This is definitely a different kind of film for Wallace who also wrote Braveheart and Pearl Harbor, the latter of which wasn't his best work. The book tells the true story behind Burpo's son's near-death experience and subsequent claim that he visited heaven. His family and the members of his small town do not believe him until his stories identify people who have passed away.
I can see a movie like this being a big hit. It's based on a true story, it's interesting, and there's an epic faith-based market out there for this kind of film. The book is being adapted into a script by Christopher Parker (Battle of the Year) and Wallace will direct. He's also set to direct a WWII movie called The Conscientious Objector, and is currently writing an action-adventure film called Gunslinger for Vince Vaughn.
I like most of the films Wallace has made, I really liked Secretariat, that ended up being a lot better than I thought it would be. If you haven't seen it, you should check it out. What do you think of Wallace directing this movie, and do you think the story will make for a good movie?
Here's the description of the book:
A young boy emerges from life-saving surgery with remarkable stories of his visit to heaven.
Heaven Is for Real is the true story of the four-year old son of a small town Nebraska pastor who during emergency surgery slips from consciousness and enters heaven. He survives and begins talking about being able to look down and see the doctor operating and his dad praying in the waiting room. The family didn't know what to believe but soon the evidence was clear.
Colton said he met his miscarried sister, whom no one had told him about, and his great grandfather who died 30 years before Colton was born, then shared impossible-to-know details about each. He describes the horse that only Jesus could ride, about how "reaaally big" God and his chair are, and how the Holy Spirit "shoots down power" from heaven to help us.
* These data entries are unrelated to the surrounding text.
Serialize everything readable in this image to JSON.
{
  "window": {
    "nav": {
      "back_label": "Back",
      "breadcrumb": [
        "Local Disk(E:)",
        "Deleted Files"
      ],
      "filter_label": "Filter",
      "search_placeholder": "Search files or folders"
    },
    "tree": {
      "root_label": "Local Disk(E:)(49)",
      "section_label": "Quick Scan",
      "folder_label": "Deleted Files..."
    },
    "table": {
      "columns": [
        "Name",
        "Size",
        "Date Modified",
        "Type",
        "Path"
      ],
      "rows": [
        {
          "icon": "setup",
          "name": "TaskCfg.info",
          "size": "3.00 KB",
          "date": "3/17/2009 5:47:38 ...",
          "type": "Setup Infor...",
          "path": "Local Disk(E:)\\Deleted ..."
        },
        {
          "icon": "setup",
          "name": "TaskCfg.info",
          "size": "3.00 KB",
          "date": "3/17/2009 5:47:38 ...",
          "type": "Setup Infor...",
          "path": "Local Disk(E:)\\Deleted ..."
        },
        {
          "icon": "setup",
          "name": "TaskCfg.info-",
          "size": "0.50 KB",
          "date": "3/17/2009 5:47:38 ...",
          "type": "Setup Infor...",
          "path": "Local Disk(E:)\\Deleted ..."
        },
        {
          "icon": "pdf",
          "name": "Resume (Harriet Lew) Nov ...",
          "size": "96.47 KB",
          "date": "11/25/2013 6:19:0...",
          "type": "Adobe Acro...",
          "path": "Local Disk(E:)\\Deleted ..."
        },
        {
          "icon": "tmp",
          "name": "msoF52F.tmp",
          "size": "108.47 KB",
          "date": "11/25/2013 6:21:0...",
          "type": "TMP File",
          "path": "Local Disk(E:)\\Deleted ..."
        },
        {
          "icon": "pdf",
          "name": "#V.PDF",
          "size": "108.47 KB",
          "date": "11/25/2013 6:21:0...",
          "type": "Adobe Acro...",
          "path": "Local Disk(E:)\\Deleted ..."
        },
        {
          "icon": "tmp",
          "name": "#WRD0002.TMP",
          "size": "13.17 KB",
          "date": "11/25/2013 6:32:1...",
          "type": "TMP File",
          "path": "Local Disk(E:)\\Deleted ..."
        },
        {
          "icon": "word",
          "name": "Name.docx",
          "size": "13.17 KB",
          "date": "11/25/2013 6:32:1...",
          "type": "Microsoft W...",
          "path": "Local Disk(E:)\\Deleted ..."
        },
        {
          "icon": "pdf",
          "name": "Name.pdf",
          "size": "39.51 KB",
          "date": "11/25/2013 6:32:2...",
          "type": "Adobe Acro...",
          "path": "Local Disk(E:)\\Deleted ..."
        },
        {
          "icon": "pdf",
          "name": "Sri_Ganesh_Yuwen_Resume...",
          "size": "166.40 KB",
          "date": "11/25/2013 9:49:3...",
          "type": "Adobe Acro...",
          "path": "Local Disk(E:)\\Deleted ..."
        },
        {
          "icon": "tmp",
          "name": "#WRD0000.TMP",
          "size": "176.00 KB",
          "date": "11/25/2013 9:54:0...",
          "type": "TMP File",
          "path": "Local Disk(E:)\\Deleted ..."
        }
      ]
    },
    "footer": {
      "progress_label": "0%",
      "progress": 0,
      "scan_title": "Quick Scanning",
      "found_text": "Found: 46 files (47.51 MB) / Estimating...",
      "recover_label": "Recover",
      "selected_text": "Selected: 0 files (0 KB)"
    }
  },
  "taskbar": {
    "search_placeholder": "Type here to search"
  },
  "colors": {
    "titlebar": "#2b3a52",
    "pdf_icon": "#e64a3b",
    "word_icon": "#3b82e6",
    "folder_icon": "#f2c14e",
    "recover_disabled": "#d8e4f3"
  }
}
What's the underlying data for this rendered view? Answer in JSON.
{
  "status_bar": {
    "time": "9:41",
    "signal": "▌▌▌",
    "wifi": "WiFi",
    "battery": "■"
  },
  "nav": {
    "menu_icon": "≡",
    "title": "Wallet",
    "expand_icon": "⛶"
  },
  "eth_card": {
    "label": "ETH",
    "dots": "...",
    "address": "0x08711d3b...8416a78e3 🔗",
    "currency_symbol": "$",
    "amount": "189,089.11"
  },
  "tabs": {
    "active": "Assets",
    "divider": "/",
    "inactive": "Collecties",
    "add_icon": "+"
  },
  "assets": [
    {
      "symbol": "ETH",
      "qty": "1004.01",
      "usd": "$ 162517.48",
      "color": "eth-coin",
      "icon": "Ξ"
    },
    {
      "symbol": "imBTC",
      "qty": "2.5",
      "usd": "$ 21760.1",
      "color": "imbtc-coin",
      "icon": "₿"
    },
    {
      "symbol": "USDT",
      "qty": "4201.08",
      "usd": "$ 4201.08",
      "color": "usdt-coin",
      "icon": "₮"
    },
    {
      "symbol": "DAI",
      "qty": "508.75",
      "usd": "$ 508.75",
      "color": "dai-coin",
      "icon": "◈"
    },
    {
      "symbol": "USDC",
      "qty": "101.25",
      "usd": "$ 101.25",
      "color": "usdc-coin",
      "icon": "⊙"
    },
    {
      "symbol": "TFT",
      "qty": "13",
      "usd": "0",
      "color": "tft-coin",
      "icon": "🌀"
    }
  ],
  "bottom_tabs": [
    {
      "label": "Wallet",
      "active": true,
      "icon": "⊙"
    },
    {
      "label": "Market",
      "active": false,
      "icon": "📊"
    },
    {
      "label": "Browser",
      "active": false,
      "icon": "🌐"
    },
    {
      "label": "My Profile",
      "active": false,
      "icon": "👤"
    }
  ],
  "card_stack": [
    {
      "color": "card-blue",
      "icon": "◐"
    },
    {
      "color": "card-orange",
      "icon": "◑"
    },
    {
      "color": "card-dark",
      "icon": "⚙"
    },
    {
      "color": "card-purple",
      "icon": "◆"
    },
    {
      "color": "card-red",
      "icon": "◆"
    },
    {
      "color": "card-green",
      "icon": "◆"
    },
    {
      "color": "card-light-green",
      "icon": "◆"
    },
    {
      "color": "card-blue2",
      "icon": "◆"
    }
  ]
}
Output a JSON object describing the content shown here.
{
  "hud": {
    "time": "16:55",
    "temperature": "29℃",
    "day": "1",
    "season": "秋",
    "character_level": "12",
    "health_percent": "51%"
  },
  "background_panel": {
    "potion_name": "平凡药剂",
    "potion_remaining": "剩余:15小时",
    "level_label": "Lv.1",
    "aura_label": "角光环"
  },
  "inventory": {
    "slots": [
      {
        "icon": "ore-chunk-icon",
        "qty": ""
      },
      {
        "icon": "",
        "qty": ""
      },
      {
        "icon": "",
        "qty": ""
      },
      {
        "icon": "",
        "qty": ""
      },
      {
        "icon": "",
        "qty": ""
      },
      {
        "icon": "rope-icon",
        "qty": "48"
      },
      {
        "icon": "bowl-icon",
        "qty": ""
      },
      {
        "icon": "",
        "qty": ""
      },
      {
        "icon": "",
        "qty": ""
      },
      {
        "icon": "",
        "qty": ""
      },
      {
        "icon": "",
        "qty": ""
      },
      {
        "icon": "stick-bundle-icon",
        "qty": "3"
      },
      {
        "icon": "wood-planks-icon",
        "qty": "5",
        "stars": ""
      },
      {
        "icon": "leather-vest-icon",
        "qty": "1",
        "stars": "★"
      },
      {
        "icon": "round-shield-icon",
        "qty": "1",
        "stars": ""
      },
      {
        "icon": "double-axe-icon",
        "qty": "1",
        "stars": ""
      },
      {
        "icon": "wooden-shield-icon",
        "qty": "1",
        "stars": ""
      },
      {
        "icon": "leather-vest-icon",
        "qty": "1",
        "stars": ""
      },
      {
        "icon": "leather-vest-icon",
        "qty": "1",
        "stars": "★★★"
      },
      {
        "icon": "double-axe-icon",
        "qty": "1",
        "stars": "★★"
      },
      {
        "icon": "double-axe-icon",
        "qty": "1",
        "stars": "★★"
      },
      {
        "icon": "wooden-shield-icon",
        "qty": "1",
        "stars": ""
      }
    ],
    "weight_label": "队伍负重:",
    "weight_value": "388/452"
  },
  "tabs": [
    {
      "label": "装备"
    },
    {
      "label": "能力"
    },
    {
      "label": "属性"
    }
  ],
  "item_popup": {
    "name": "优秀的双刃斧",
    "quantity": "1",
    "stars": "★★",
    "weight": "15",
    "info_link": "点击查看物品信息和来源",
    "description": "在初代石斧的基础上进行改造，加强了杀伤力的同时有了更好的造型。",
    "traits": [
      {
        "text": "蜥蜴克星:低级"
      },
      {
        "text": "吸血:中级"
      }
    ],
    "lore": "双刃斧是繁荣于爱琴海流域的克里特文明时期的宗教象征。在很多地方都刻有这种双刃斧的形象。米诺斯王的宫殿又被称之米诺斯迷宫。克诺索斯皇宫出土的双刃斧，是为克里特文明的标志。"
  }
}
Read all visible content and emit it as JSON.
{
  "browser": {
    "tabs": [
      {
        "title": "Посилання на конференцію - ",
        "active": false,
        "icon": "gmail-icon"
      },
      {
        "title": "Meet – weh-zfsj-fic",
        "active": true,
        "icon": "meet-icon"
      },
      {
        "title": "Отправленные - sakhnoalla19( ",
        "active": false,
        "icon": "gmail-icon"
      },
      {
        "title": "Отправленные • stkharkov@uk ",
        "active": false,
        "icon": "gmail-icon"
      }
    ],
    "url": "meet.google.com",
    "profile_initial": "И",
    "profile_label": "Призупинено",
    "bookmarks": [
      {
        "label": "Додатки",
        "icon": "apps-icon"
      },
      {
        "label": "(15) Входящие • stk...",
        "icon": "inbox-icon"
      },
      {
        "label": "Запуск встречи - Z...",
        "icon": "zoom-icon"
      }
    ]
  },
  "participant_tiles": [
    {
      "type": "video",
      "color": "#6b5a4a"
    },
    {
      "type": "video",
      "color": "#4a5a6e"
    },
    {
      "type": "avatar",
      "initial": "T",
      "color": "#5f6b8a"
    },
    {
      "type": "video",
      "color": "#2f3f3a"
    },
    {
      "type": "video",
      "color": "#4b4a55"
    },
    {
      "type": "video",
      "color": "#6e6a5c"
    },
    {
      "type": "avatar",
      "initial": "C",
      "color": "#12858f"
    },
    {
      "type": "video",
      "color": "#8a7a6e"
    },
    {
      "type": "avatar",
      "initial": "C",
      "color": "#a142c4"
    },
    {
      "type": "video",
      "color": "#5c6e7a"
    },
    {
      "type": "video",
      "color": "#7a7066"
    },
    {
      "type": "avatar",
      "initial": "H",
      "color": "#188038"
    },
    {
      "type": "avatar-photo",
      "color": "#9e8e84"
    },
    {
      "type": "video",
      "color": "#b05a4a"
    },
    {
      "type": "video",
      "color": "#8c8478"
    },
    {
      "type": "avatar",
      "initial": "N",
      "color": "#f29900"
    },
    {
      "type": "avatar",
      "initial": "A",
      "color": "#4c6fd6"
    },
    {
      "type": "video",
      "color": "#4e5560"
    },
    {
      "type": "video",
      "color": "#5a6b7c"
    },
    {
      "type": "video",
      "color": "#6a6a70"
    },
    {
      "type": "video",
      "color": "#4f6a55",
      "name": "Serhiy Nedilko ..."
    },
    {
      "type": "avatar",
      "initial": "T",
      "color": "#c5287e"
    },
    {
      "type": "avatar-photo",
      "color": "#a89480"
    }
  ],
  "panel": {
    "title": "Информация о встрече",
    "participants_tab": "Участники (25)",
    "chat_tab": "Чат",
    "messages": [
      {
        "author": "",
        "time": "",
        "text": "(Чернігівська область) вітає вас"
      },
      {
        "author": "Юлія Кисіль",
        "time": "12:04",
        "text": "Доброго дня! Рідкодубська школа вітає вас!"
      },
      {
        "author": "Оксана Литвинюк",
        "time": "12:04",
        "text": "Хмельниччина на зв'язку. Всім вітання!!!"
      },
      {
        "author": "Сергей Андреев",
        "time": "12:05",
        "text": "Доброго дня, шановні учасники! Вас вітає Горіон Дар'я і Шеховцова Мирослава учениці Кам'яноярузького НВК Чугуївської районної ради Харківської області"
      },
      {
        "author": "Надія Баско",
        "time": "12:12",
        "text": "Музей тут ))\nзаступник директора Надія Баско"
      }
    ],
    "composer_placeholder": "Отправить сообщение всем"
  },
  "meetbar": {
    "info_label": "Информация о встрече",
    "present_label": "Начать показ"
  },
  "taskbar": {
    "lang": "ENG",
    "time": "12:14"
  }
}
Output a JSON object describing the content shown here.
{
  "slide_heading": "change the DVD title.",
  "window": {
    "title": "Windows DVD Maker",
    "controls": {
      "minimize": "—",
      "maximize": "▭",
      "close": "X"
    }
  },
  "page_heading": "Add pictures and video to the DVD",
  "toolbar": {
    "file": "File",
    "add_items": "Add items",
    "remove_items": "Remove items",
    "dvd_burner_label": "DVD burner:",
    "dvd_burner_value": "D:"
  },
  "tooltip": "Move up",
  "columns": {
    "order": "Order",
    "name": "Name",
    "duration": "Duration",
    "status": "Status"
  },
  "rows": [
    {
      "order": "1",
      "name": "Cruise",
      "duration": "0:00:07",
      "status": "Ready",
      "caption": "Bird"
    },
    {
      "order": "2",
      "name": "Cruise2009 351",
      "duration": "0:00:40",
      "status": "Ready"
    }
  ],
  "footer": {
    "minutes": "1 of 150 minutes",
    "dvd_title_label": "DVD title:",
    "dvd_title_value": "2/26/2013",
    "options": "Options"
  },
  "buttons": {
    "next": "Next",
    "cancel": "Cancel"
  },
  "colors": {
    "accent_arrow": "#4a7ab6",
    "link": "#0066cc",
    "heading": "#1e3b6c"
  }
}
Told by the father, but often in Colton's own words, the disarmingly simple message is heaven is a real place, Jesus really loves children, and be ready, there is a coming last battle.